Goal of the exercise:
From the first line to the last, reproduce the records below exactly, omitting any picture.

+ + +

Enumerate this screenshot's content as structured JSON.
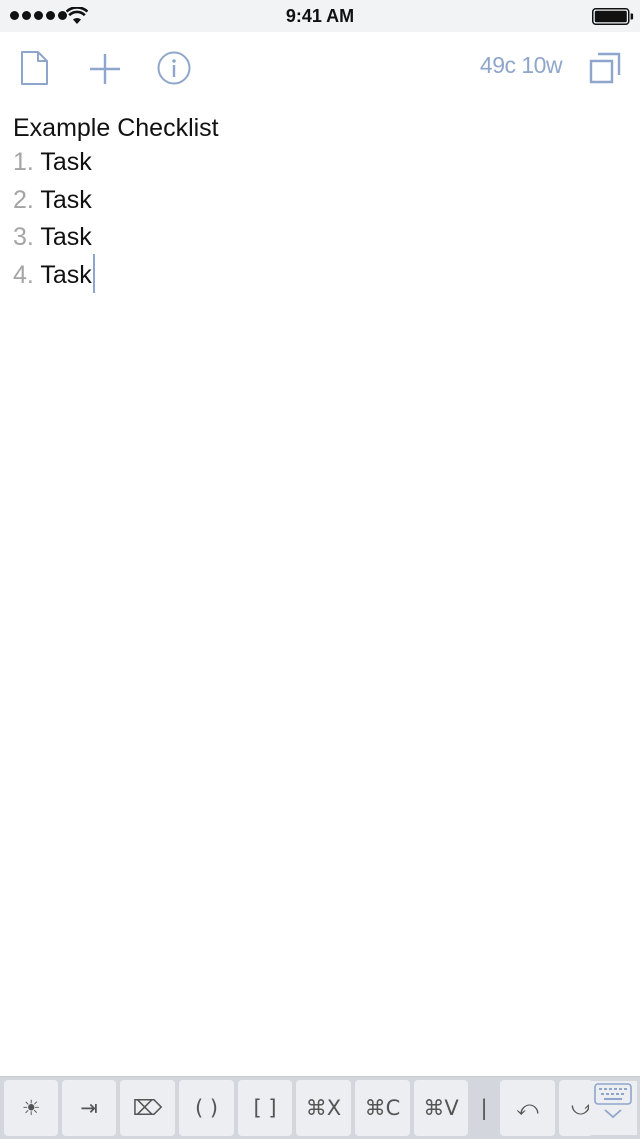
{
  "status_bar": {
    "time": "9:41 AM"
  },
  "toolbar": {
    "counter": "49c 10w"
  },
  "editor": {
    "title": "Example Checklist",
    "items": [
      {
        "number": "1.",
        "text": "Task"
      },
      {
        "number": "2.",
        "text": "Task"
      },
      {
        "number": "3.",
        "text": "Task"
      },
      {
        "number": "4.",
        "text": "Task"
      }
    ]
  },
  "keyboard_bar": {
    "keys": {
      "brightness": "☀",
      "tab": "⇥",
      "delete": "⌦",
      "parens": "( )",
      "brackets": "[ ]",
      "cut": "⌘X",
      "copy": "⌘C",
      "paste": "⌘V",
      "pipe": "|",
      "undo": "⤺",
      "redo": "⤻"
    }
  },
  "colors": {
    "accent": "#8fa6cc",
    "status_bar_bg": "#f1f3f5",
    "keyboard_bg": "#d3d7dd"
  }
}
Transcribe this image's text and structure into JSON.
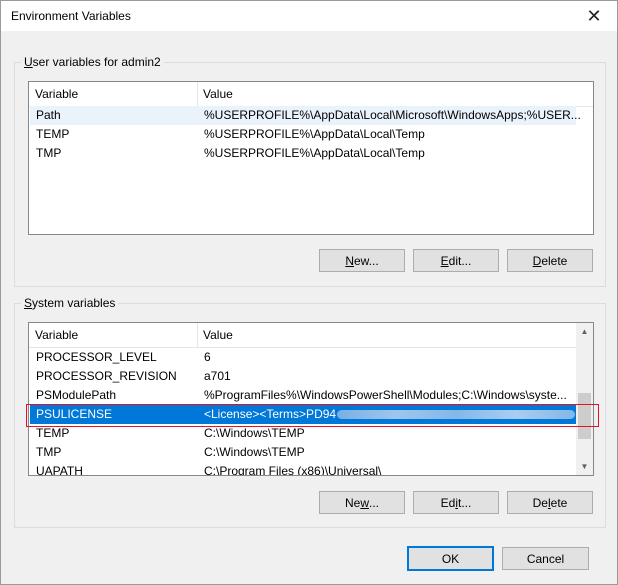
{
  "window": {
    "title": "Environment Variables",
    "close_glyph": "✕"
  },
  "user_vars": {
    "group_label_u": "U",
    "group_label_rest": "ser variables for admin2",
    "col_variable": "Variable",
    "col_value": "Value",
    "rows": [
      {
        "name": "Path",
        "value": "%USERPROFILE%\\AppData\\Local\\Microsoft\\WindowsApps;%USER..."
      },
      {
        "name": "TEMP",
        "value": "%USERPROFILE%\\AppData\\Local\\Temp"
      },
      {
        "name": "TMP",
        "value": "%USERPROFILE%\\AppData\\Local\\Temp"
      }
    ],
    "buttons": {
      "new_u": "N",
      "new_rest": "ew...",
      "edit_u": "E",
      "edit_rest": "dit...",
      "delete_u": "D",
      "delete_rest": "elete"
    }
  },
  "system_vars": {
    "group_label_u": "S",
    "group_label_rest": "ystem variables",
    "col_variable": "Variable",
    "col_value": "Value",
    "rows": [
      {
        "name": "PROCESSOR_LEVEL",
        "value": "6"
      },
      {
        "name": "PROCESSOR_REVISION",
        "value": "a701"
      },
      {
        "name": "PSModulePath",
        "value": "%ProgramFiles%\\WindowsPowerShell\\Modules;C:\\Windows\\syste..."
      },
      {
        "name": "PSULICENSE",
        "value": "<License><Terms>PD94"
      },
      {
        "name": "TEMP",
        "value": "C:\\Windows\\TEMP"
      },
      {
        "name": "TMP",
        "value": "C:\\Windows\\TEMP"
      },
      {
        "name": "UAPATH",
        "value": "C:\\Program Files (x86)\\Universal\\"
      }
    ],
    "selected_row": "PSULICENSE",
    "buttons": {
      "new_pre": "Ne",
      "new_u": "w",
      "new_rest": "...",
      "edit_pre": "Ed",
      "edit_u": "i",
      "edit_rest": "t...",
      "delete_pre": "De",
      "delete_u": "l",
      "delete_rest": "ete"
    }
  },
  "footer": {
    "ok": "OK",
    "cancel": "Cancel"
  },
  "colors": {
    "selection": "#0078d7",
    "highlight_box": "#e81123",
    "default_button_border": "#0078d7"
  },
  "icons": {
    "close": "close-icon",
    "scroll_up": "scroll-up-arrow-icon",
    "scroll_down": "scroll-down-arrow-icon"
  }
}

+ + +

Response area:
Enumerate this screenshot's content as structured JSON.
{
  "status_bar": {
    "time": "9:41 AM"
  },
  "toolbar": {
    "counter": "49c 10w"
  },
  "editor": {
    "title": "Example Checklist",
    "items": [
      {
        "number": "1.",
        "text": "Task"
      },
      {
        "number": "2.",
        "text": "Task"
      },
      {
        "number": "3.",
        "text": "Task"
      },
      {
        "number": "4.",
        "text": "Task"
      }
    ]
  },
  "keyboard_bar": {
    "keys": {
      "brightness": "☀",
      "tab": "⇥",
      "delete": "⌦",
      "parens": "( )",
      "brackets": "[ ]",
      "cut": "⌘X",
      "copy": "⌘C",
      "paste": "⌘V",
      "pipe": "|",
      "undo": "⤺",
      "redo": "⤻"
    }
  },
  "colors": {
    "accent": "#8fa6cc",
    "status_bar_bg": "#f1f3f5",
    "keyboard_bg": "#d3d7dd"
  }
}
Transcribe this image's text and structure into JSON.
{
  "window": {
    "title": "Environment Variables",
    "close_glyph": "✕"
  },
  "user_vars": {
    "group_label_u": "U",
    "group_label_rest": "ser variables for admin2",
    "col_variable": "Variable",
    "col_value": "Value",
    "rows": [
      {
        "name": "Path",
        "value": "%USERPROFILE%\\AppData\\Local\\Microsoft\\WindowsApps;%USER..."
      },
      {
        "name": "TEMP",
        "value": "%USERPROFILE%\\AppData\\Local\\Temp"
      },
      {
        "name": "TMP",
        "value": "%USERPROFILE%\\AppData\\Local\\Temp"
      }
    ],
    "buttons": {
      "new_u": "N",
      "new_rest": "ew...",
      "edit_u": "E",
      "edit_rest": "dit...",
      "delete_u": "D",
      "delete_rest": "elete"
    }
  },
  "system_vars": {
    "group_label_u": "S",
    "group_label_rest": "ystem variables",
    "col_variable": "Variable",
    "col_value": "Value",
    "rows": [
      {
        "name": "PROCESSOR_LEVEL",
        "value": "6"
      },
      {
        "name": "PROCESSOR_REVISION",
        "value": "a701"
      },
      {
        "name": "PSModulePath",
        "value": "%ProgramFiles%\\WindowsPowerShell\\Modules;C:\\Windows\\syste..."
      },
      {
        "name": "PSULICENSE",
        "value": "<License><Terms>PD94"
      },
      {
        "name": "TEMP",
        "value": "C:\\Windows\\TEMP"
      },
      {
        "name": "TMP",
        "value": "C:\\Windows\\TEMP"
      },
      {
        "name": "UAPATH",
        "value": "C:\\Program Files (x86)\\Universal\\"
      }
    ],
    "selected_row": "PSULICENSE",
    "buttons": {
      "new_pre": "Ne",
      "new_u": "w",
      "new_rest": "...",
      "edit_pre": "Ed",
      "edit_u": "i",
      "edit_rest": "t...",
      "delete_pre": "De",
      "delete_u": "l",
      "delete_rest": "ete"
    }
  },
  "footer": {
    "ok": "OK",
    "cancel": "Cancel"
  },
  "colors": {
    "selection": "#0078d7",
    "highlight_box": "#e81123",
    "default_button_border": "#0078d7"
  },
  "icons": {
    "close": "close-icon",
    "scroll_up": "scroll-up-arrow-icon",
    "scroll_down": "scroll-down-arrow-icon"
  }
}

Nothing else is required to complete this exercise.